- Problem description: When you have gone through the entries below, state how many lines include the word "Manual" and write nothing else.

- Source information:
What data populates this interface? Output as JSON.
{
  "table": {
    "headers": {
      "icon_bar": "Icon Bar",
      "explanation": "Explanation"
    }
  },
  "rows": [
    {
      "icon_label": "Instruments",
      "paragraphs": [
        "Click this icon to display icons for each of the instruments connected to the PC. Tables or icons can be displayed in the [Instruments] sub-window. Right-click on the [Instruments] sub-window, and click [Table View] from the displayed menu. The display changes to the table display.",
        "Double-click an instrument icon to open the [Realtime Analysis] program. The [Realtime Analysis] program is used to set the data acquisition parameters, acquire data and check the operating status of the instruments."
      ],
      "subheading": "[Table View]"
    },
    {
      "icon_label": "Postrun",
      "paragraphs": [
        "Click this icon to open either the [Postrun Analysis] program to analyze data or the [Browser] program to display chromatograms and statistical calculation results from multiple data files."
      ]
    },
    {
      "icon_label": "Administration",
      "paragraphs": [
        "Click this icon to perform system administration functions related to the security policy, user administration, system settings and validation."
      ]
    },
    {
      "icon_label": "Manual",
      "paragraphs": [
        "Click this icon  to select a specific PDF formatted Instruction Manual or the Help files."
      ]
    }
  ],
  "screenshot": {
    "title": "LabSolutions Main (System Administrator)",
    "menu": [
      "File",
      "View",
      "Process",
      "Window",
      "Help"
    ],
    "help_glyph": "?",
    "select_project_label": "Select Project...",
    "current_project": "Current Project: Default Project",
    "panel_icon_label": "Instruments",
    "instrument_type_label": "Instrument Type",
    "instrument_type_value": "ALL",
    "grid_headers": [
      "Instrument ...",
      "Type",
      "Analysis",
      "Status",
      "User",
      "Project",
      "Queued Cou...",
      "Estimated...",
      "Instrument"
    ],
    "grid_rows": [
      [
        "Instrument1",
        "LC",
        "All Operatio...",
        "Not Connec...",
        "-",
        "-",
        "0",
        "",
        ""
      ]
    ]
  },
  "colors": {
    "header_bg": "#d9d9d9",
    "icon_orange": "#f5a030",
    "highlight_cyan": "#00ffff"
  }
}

- Reply to the task: 2